On June 8th, 2009, a “paranormal pictures” photoshop contest was launched on the Something Awful (SA) forums. The idea was to turn ordinary photographs into creepy-looking images through digital manipulation and then pass them on as authentic photographs on a number of paranormal forums. Something Awful users soon began sharing their faux-paranormal creations with layered images of ghosts and other anomalies, usually accompanied by a fabricated witness account to make them more convincing. On June 10th, SA user Victor Surge posted two black and white photographs of unnamed children with a short description of “Slender Man” as a mysterious creature who stalked children.
The moral of the story: do not believe everything you read. The more gullible we are, the easier we are to control.
(Source: Know Your Meme)
How to Spot Some Common Fake Ghost Photos
Look at this photo
You see the little girl right?
This is one of the most common ghosts. It is in tons of pictures. You want to know why? It is from a app called Ghost Capture.
Here are some more “Ghosts” You can pick:
So don’t fall for fakes!
Vintage ghost photography
The implanted “ghost” faces look very similar to the other fake ghost faces in prior pictures.
As soon as photography was invented, people started faking ghost photographs. Some look more realistic than others. Both of the above are obvious fakes.
One of the Most Famous Ghost Photos a Hoax?
One of Shropshire’s most sensational mysteries – the spooky riddle of “The Wem ghost” – may at last have been solved by eagle-eyed Shropshire Star reader Brian Lear. Brian spotted an eerie similarity between a girl standing in the street in a 1922 photo of Wem and the young girl whose fuzzy image was famously captured amid the flames as Wem Town Hall burned down in 1995. That photograph taken by local amateur photographer Tony O’Rahilly created international headlines and sparked the legend of “The Wem Ghost”. There was speculation that the girl was 14-year-old Jane Churm, who accidentally started the disastrous great fire of Wem in 1677 and was reputed to be haunting the town hall.

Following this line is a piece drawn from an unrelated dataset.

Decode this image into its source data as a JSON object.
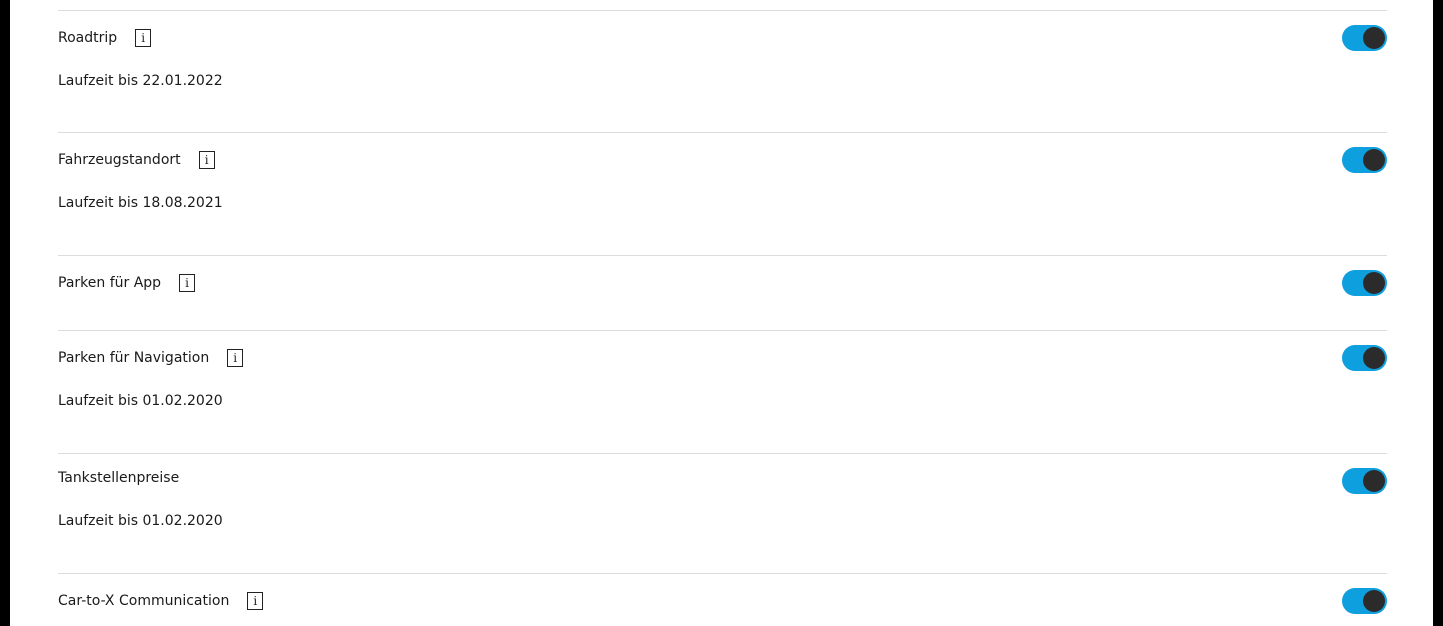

So is this proof the picture is a hoax? What about the supposed photo expert who examined the negative? Look at the girl. She is identical to the ghost photo!
Why the Story Started:
On November 19, 1995, Wem Town Hall in Shropshire, England burned to the ground. Many spectators gathered to watch the old building, built in 1905, as it was being consumed by the flames. Tony O’Rahilly, a local resident, was one of those onlookers and took photos of the spectacle with a 200mm telephoto lens from across the street. One of those photos shows what looks like a small, partially transparent girl standing in the doorway. Nether O’Rahilly nor any of the other onlookers or firefighters recalled seeing the girl there.
O’Rahilly submitted the photo to the Association for the Scientific Study of Anomalous Phenomena which, in turn, presented it for analysis to Dr. Vernon Harrison, a photographic expert and former president of the Royal Photographic Society. Harrison carefully examined both the print and the original negative, and concluded that it was genuine. “The negative is a straightforward piece of black-and-white work and shows no sign of having been tamered with,” Harrison said.